**Task requirements:**
Where in the data does the word "primary" appear? Find those lines and copy them.

Element data from apps and pages:
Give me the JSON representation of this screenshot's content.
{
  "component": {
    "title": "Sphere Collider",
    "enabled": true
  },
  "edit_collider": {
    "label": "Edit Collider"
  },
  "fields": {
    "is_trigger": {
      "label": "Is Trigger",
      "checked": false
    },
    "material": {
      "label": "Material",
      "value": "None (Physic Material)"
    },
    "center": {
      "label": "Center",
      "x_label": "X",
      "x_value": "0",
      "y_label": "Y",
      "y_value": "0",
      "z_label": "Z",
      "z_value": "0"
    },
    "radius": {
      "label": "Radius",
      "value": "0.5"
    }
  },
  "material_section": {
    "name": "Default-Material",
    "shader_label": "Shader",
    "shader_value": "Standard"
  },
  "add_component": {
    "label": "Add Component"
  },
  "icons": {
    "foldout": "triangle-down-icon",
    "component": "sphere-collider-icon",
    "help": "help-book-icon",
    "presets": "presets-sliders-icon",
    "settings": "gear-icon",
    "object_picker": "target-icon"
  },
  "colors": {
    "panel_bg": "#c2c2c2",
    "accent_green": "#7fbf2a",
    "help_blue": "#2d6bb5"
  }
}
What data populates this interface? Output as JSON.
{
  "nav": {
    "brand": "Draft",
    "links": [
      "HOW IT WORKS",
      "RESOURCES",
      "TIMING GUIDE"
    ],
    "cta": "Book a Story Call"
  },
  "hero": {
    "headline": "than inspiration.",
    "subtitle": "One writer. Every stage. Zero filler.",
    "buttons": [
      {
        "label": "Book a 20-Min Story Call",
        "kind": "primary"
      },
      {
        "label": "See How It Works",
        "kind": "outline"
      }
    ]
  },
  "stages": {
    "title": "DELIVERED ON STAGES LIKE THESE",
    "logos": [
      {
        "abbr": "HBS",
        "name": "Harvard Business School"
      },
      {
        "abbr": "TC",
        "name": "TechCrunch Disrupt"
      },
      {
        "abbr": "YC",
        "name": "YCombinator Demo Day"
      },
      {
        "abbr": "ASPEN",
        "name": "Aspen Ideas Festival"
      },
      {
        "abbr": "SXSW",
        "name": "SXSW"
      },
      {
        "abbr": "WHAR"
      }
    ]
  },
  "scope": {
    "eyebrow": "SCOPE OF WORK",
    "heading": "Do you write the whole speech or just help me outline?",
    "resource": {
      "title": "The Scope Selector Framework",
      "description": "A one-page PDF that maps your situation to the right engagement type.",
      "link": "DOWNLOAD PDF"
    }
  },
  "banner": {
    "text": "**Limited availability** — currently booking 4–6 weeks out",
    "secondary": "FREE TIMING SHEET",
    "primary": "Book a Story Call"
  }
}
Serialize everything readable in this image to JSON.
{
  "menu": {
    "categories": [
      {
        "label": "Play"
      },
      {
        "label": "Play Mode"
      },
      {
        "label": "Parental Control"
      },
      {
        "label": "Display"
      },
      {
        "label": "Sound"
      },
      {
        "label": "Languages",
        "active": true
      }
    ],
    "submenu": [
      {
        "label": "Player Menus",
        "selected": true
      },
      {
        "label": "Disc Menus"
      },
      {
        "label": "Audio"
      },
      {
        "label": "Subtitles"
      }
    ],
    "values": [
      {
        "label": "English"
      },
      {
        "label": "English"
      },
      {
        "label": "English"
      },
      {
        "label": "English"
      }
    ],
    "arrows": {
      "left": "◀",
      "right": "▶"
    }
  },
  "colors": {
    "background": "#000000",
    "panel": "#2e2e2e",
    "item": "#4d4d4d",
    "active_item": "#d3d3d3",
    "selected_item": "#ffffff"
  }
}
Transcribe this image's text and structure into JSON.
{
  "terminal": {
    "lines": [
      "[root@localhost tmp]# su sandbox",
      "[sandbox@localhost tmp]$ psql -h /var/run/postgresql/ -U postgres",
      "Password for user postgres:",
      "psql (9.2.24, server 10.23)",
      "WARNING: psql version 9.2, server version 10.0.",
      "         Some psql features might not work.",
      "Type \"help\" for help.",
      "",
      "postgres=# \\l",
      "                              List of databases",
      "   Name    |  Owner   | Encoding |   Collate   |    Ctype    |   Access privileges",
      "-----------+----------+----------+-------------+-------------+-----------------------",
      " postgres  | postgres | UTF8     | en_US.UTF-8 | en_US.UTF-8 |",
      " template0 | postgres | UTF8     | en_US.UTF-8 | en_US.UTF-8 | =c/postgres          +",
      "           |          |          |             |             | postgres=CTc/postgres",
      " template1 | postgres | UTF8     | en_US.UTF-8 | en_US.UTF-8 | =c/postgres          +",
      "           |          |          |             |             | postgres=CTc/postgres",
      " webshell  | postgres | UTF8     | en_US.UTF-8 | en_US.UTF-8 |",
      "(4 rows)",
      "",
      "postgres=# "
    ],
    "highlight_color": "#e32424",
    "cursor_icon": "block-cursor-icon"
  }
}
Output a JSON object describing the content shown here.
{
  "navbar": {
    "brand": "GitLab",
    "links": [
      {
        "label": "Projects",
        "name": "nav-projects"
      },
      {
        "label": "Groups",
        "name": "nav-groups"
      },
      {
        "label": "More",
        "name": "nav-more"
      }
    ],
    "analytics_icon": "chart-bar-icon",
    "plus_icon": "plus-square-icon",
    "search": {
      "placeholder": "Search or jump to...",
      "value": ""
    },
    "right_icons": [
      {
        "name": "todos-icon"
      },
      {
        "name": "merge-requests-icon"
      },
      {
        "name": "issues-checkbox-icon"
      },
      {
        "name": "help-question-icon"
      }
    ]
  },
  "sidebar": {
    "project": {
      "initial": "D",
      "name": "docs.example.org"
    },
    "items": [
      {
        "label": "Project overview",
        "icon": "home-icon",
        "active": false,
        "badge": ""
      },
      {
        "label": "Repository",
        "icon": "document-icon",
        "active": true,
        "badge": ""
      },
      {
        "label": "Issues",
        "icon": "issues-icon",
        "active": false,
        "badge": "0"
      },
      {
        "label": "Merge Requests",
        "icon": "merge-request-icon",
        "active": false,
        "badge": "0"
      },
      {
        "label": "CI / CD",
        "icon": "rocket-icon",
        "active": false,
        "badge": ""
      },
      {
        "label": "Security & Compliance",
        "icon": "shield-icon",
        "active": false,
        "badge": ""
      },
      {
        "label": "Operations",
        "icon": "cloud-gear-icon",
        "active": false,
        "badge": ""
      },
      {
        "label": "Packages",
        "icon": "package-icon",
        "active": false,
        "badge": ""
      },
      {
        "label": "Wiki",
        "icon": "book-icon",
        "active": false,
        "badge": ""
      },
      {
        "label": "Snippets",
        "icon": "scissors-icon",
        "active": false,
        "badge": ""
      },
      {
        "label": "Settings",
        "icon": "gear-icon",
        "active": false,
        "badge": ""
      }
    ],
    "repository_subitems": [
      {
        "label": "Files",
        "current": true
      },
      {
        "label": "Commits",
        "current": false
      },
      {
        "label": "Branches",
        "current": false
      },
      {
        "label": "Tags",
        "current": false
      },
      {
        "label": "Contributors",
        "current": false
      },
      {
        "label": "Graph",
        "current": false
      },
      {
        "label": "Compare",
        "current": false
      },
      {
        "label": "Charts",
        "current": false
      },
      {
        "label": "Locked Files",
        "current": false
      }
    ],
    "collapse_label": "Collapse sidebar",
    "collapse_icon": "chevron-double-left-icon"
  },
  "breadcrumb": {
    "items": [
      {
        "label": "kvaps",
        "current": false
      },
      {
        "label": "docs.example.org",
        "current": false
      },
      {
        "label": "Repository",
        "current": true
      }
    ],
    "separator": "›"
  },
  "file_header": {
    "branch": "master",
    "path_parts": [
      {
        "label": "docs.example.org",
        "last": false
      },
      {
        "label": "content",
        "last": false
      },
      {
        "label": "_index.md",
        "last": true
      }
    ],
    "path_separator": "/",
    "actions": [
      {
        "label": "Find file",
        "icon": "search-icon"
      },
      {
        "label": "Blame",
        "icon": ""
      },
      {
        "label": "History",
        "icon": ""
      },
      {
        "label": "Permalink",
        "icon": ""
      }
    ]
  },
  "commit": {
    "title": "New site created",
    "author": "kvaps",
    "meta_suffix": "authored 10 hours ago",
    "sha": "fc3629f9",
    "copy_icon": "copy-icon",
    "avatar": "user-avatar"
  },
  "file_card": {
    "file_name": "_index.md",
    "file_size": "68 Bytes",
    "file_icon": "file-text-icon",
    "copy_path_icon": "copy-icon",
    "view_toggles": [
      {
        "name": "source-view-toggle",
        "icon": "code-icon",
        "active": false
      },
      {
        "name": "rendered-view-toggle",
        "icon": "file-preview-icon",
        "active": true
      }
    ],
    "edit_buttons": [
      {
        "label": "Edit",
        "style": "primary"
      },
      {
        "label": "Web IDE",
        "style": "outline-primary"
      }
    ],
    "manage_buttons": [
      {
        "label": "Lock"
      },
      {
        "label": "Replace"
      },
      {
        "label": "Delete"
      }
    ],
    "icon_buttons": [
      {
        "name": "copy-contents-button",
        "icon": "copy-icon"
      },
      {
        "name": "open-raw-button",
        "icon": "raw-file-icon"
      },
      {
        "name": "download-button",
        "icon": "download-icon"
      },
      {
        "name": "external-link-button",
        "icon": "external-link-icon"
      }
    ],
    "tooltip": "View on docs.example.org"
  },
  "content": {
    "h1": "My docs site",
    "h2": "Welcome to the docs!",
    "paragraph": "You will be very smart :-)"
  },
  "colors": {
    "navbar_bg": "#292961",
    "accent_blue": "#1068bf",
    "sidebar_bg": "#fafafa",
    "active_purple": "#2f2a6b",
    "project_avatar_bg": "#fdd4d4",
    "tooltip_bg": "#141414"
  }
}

**Solution to this exercise:**
        "kind": "primary"
    "primary": "Book a Story Call"
        "style": "primary"
        "style": "outline-primary"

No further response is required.